== YOUR INSTRUCTIONS ==
In the entries below, find the lines that contain the word "false" and copy them.

── SUPPLIED INFORMATION ──

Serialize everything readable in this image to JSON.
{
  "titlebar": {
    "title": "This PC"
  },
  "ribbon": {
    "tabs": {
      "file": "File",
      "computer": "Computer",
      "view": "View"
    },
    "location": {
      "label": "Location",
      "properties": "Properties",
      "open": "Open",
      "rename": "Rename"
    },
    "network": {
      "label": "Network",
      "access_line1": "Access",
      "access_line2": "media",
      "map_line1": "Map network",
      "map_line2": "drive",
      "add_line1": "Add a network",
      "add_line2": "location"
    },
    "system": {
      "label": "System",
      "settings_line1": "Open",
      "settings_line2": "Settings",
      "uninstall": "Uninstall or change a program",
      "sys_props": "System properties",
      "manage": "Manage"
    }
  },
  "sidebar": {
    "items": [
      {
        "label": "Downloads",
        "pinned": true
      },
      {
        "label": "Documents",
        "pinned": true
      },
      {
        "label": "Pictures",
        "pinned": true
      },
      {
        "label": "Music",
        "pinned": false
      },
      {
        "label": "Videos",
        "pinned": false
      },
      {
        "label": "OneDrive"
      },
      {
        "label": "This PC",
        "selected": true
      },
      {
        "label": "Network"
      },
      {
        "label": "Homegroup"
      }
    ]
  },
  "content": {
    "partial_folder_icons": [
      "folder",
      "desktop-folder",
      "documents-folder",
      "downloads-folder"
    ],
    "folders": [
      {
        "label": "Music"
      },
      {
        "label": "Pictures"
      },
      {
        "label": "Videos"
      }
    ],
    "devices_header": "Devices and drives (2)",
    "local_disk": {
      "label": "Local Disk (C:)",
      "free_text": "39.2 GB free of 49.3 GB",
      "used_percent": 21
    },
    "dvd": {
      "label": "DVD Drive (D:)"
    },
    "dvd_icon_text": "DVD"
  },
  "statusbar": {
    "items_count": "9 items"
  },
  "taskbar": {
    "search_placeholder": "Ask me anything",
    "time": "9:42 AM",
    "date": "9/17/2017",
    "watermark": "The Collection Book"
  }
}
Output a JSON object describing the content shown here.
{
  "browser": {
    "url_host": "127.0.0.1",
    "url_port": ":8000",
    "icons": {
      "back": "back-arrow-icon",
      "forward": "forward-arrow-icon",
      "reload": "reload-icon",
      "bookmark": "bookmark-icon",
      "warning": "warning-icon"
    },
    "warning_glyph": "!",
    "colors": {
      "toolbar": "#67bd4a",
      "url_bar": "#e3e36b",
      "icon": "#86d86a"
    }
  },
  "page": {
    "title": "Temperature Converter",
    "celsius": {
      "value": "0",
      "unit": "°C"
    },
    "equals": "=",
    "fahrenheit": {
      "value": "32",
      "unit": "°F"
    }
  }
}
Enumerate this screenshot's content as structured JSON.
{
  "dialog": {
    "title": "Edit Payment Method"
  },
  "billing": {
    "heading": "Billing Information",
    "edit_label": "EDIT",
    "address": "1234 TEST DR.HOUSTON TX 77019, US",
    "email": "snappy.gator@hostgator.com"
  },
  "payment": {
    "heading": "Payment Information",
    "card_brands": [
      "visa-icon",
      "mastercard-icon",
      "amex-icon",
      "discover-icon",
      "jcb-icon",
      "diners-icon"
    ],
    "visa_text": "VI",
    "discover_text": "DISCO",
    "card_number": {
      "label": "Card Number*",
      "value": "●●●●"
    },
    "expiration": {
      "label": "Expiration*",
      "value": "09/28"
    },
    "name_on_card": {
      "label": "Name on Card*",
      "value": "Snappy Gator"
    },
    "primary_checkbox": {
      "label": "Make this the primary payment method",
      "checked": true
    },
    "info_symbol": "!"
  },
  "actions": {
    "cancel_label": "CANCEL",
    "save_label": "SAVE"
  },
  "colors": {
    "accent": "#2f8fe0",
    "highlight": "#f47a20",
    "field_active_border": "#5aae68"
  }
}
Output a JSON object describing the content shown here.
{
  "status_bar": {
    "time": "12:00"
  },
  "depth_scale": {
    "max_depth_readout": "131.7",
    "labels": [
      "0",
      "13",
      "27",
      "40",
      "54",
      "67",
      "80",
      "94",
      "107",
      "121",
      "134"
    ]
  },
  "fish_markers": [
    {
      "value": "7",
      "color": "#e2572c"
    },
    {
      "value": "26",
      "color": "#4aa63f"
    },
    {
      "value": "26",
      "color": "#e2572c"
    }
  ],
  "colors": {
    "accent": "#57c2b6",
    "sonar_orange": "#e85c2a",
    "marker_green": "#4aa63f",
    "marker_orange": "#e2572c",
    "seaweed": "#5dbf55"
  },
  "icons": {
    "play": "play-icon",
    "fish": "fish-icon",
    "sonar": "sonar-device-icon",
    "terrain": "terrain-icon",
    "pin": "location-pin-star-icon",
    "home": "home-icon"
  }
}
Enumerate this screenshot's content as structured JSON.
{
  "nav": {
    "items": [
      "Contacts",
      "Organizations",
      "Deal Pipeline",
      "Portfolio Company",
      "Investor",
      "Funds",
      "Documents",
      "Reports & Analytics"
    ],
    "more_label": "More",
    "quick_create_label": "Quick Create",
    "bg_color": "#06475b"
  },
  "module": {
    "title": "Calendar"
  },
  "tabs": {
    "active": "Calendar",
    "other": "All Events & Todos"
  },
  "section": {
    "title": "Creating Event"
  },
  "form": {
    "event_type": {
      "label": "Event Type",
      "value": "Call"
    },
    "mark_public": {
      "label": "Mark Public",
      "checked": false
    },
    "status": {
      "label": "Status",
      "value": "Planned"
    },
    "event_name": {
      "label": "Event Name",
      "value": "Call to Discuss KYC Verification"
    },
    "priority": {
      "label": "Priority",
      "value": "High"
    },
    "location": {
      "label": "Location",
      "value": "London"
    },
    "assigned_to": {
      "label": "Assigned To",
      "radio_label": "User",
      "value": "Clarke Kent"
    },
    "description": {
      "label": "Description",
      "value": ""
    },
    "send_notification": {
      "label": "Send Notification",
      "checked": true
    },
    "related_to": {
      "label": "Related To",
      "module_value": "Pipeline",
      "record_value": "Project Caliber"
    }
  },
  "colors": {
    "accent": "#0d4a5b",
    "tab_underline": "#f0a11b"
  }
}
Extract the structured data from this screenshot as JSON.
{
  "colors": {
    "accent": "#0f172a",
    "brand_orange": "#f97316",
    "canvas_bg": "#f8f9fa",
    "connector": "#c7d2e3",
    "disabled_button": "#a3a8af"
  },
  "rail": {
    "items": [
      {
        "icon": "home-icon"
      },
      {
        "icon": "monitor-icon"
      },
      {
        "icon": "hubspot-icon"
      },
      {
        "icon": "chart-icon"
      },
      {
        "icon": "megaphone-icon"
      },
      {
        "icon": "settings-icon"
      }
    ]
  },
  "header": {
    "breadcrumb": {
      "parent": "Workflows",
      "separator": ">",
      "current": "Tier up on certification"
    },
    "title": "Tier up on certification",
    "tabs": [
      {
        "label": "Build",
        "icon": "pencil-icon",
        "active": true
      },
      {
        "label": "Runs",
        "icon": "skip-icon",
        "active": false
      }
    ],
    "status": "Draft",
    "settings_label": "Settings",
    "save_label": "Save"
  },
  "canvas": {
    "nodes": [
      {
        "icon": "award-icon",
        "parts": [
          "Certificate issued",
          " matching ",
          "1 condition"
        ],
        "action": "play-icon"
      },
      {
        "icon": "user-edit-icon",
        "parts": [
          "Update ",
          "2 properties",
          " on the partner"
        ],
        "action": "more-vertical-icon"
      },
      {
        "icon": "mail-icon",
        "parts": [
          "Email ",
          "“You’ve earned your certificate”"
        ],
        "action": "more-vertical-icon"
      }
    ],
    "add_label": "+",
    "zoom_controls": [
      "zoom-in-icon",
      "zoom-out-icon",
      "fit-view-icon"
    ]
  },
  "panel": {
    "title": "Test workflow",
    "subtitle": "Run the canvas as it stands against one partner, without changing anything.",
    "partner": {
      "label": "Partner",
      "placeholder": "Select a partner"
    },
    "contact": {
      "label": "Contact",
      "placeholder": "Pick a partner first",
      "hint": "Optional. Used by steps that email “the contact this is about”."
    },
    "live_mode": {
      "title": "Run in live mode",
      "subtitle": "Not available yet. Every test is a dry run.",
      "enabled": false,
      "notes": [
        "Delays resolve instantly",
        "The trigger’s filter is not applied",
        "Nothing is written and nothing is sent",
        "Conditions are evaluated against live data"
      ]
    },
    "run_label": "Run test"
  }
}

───

== WRITTEN RESPONSE ==
        "pinned": false
        "pinned": false
      "checked": false
        "active": false
      "enabled": false,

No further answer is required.